Dori Hillestad Butler is an award-winning author of more than 50 books for young readers, including the Haunted Library series, the Buddy Files series, and the King & Kayla series. Her Buddy Files #1: Case of the Lost Boy won a 2011 Edgar Award and her books have appeared on numerous children’s choice and teen award lists. Dori grew up in southern Minnesota, spent 19 years in Iowa, and now lives in the Seattle area. She enjoys visiting schools and libraries all over the country and dreams of doing an author visit in all 50 states.
  1. Yes, Dori, I’ve been sharing this interview here and there over the past week. Just shared with kidlit buddies on FB tonight. You made the interview and us look great. Thanks so much!

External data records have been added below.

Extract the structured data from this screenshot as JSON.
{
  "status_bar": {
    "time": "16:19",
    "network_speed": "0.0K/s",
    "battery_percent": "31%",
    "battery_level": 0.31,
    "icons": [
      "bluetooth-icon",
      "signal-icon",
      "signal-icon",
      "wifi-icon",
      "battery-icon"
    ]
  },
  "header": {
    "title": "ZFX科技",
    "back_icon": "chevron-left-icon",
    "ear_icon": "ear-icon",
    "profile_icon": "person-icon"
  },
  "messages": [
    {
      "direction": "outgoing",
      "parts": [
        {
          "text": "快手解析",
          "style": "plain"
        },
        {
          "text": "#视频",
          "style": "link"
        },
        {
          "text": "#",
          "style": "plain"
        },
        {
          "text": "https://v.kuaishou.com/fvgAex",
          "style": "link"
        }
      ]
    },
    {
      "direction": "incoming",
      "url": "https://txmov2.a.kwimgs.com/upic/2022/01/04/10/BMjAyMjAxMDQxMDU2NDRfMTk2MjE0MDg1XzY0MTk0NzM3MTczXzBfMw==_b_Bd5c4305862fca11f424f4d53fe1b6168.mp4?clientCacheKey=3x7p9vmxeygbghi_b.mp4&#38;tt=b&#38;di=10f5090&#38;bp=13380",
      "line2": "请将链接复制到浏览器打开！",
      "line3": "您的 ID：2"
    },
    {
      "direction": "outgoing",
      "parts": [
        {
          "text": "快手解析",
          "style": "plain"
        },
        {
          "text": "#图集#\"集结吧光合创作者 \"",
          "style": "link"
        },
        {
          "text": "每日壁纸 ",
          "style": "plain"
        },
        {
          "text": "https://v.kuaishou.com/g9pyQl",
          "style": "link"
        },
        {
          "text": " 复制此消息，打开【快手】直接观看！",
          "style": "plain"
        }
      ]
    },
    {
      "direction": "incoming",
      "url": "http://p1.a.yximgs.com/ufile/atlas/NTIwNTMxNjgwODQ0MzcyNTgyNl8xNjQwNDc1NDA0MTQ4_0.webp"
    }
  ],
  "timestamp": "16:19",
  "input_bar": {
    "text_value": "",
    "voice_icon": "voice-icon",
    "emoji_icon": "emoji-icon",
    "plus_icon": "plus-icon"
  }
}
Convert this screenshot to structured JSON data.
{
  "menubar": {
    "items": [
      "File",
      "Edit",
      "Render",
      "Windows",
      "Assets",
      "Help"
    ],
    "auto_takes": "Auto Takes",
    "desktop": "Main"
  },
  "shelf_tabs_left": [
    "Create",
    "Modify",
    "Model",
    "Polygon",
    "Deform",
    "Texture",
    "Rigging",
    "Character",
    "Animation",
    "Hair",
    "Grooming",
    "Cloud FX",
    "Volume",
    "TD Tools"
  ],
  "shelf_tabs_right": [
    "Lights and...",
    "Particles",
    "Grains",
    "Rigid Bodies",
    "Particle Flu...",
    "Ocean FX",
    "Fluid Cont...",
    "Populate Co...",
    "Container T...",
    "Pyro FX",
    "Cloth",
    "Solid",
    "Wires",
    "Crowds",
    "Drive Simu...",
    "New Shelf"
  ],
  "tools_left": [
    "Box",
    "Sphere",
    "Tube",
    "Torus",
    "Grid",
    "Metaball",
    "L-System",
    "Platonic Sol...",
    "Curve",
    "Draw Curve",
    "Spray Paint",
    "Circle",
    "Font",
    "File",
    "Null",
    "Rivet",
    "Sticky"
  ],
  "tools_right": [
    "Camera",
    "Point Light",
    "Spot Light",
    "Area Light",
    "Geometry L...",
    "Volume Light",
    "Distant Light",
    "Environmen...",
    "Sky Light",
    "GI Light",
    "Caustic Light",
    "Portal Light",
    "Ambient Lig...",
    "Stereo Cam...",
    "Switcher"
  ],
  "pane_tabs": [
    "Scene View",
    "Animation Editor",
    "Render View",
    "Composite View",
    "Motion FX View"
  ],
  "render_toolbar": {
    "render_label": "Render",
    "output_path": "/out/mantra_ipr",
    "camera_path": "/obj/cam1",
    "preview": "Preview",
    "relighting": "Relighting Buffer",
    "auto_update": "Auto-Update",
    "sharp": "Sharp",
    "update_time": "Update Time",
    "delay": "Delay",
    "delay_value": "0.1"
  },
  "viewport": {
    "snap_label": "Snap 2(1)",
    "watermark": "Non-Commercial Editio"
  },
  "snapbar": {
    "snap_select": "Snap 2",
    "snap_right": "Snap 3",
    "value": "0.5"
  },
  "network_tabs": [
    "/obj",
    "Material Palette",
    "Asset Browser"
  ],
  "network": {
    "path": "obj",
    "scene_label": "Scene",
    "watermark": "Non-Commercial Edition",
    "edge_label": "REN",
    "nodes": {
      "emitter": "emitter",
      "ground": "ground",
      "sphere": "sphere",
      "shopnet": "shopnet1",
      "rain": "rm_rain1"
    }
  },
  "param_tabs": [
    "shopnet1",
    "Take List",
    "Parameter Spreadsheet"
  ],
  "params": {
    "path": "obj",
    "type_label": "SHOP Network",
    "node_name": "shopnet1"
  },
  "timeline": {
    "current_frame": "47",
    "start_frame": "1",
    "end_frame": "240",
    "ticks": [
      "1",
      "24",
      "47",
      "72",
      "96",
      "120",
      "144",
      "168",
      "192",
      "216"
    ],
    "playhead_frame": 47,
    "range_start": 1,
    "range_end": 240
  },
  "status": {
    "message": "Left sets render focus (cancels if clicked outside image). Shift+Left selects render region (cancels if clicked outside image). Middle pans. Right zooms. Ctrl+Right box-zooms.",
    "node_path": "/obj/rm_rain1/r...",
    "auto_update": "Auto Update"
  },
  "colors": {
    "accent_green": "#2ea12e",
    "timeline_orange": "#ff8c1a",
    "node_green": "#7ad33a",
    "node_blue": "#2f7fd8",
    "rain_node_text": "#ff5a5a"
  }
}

  2. This was a fun interview to do, Dori. You had great questions. Thanks for your interest in Joan’s and my process!